Diane did decide to install solar panels on her modest home on the far Southwest side near Willowridge high school. Sunrun put them up in February. Just a few months later in June she died unexpectedly.
After the grief of losing their mother, her adult children turned to financial matters. Darrel assumed the mortgage of the home they shared and could take over the monthly payments. But he couldn’t pay the monthly solar payment. By the end of the 25-year agreement the panels would cost $52,917.60. Desmond called Sunrun.
“We gave them a call to let them know our mother had passed away and we wanted to end the contract,” he explains.
Family stuck with solar panel bill
But he says a Sunrun representative told him it’s not that easy. Even though Diane McGee had died Sunrun said they either had to continue the payments or transfer the contract to someone else.
“I feel like they are targeting low income and elderly people of this age. Why would you sign up someone who is 65 years-old at the time to a 25-year payment?” said Desmond.
Sunrun is the same California company we told you about in June that sold 82-year-old Bernard Mosley and his 75-year-old wife Tasa solar panels that would have cost them $67,000 by the end of their 25-year agreement. A door-to-door sales rep told them the panels would be paid for by the government.
“The first thing I thought was. ‘Oh my God. They’re sending us these bills. What happens if we don’t pay these bills? Will they be able to you know, take our home?’”
What happens if you just stop paying your solar panel bill?
Sunrun removed the Mosley’s panels and canceled their contract when we contacted them. But we had the same question = what would happen if Desmond and Darrell just didn’t pay?
We asked attorney Jon-Ross Trevino of Lone Star Legal Aid to review McGee’s contract with Sunrun. He showed us that it explicitly states, “The solar system will not be subject to any lien. and neither Sunrun nor our installation partners will apply a lien to your title to your home.”
Instead Sunrun has a lien on the solar panels, which they own.

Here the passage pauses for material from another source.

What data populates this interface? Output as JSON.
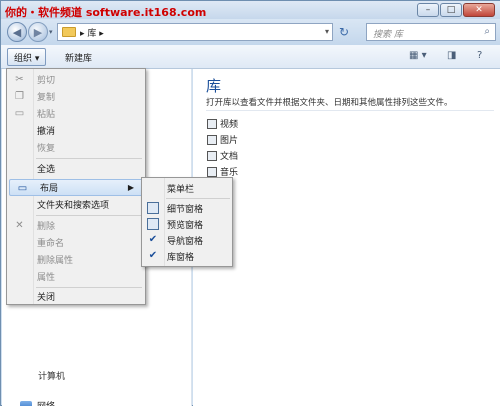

“They only have a lien on the solar panels. And so, their remedy in this kind of instance is to take back the solar panels because they can no longer sue the dead individual.”

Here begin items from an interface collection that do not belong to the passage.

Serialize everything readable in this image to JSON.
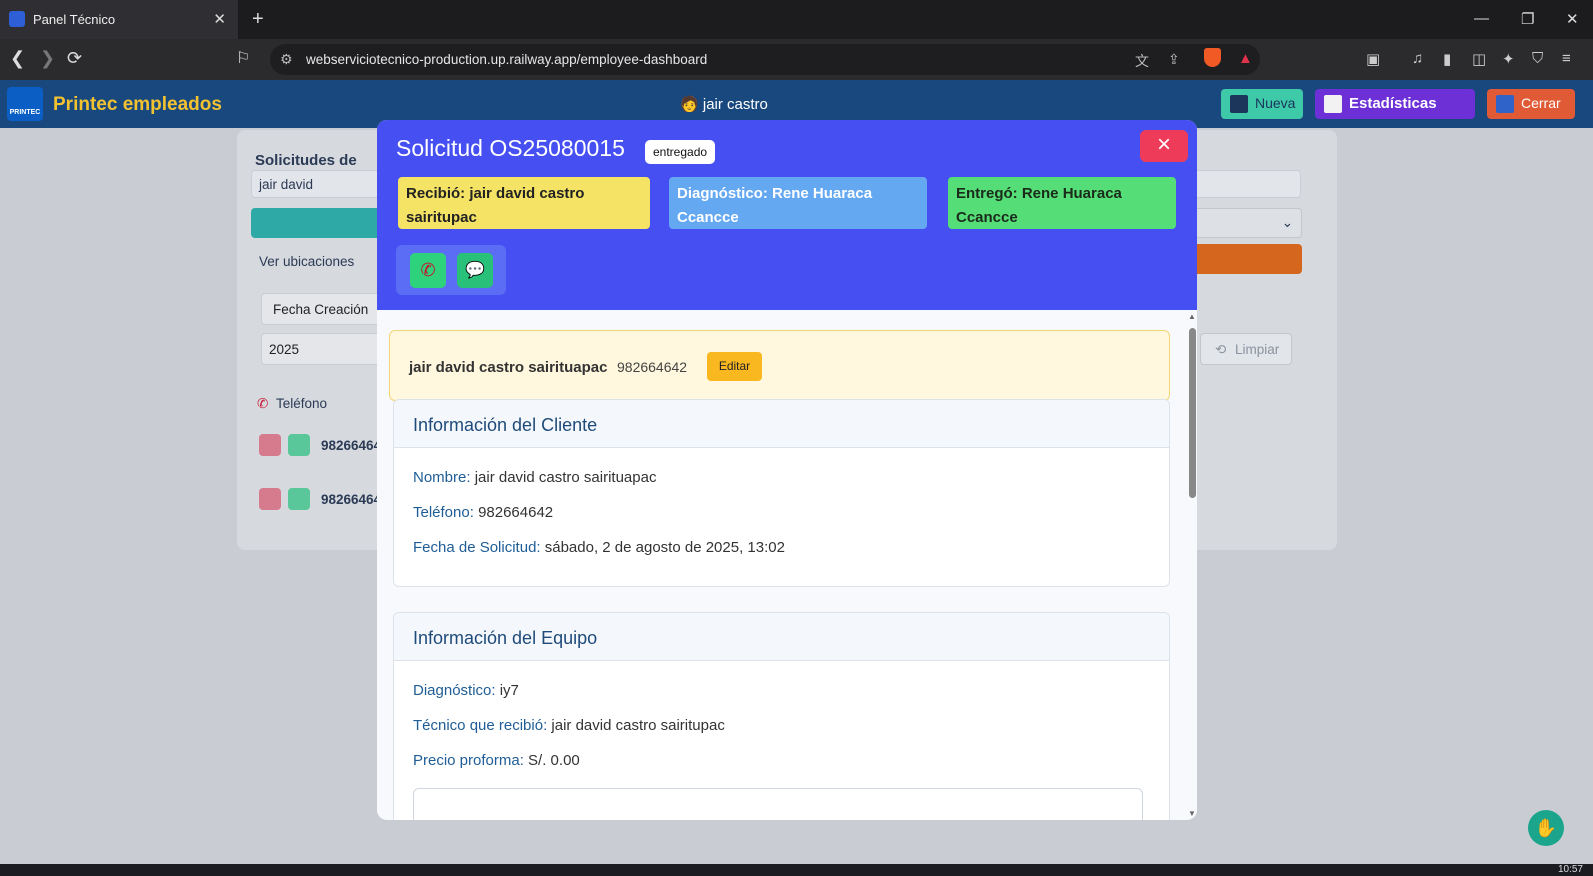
{
  "browser": {
    "tab_title": "Panel Técnico",
    "url": "webserviciotecnico-production.up.railway.app/employee-dashboard"
  },
  "app": {
    "brand": "Printec empleados",
    "logo_text": "PRINTEC",
    "user": "jair castro",
    "buttons": {
      "nueva": "Nueva",
      "estadisticas": "Estadísticas",
      "cerrar": "Cerrar"
    }
  },
  "background": {
    "list_title": "Solicitudes de",
    "search_value": "jair david",
    "ver_ubicaciones": "Ver ubicaciones",
    "sort_select": "Fecha Creación",
    "year_select": "2025",
    "limpiar": "Limpiar",
    "phone_header": "Teléfono",
    "row_phone_1": "98266464",
    "row_phone_2": "98266464"
  },
  "modal": {
    "title": "Solicitud OS25080015",
    "status_badge": "entregado",
    "close_symbol": "×",
    "chips": {
      "recibio_label": "Recibió:",
      "recibio_value": "jair david castro sairitupac",
      "diagnostico_label": "Diagnóstico:",
      "diagnostico_value": "Rene Huaraca Ccancce",
      "entrego_label": "Entregó:",
      "entrego_value": "Rene Huaraca Ccancce"
    },
    "client_banner": {
      "name": "jair david castro sairituapac",
      "phone": "982664642",
      "edit_label": "Editar"
    },
    "client_section": {
      "title": "Información del Cliente",
      "nombre_label": "Nombre:",
      "nombre_value": "jair david castro sairituapac",
      "telefono_label": "Teléfono:",
      "telefono_value": "982664642",
      "fecha_label": "Fecha de Solicitud:",
      "fecha_value": "sábado, 2 de agosto de 2025, 13:02"
    },
    "equipment_section": {
      "title": "Información del Equipo",
      "diagnostico_label": "Diagnóstico:",
      "diagnostico_value": "iy7",
      "tecnico_label": "Técnico que recibió:",
      "tecnico_value": "jair david castro sairitupac",
      "precio_label": "Precio proforma:",
      "precio_value": "S/. 0.00"
    }
  },
  "taskbar": {
    "clock": "10:57"
  }
}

Take back the solar panels is exactly what Desmond and Darrell wanted Sunrun to do. After we contacted the company it sent the McGees a cancellation agreement. They’ll cancel the contract and remove the panels. We asked Sunrun to explain why its employees told the McGees they contract could not be cancelled but the company did not. We can tell you that typically creditors can’t go after relatives for unsecured debt. If you owe money on a mortgage, they can take the house, or they could take your car for an unpaid car loan. And since McGee wasn’t married, she didn’t have a spouse who would be obligated to pay off the panel.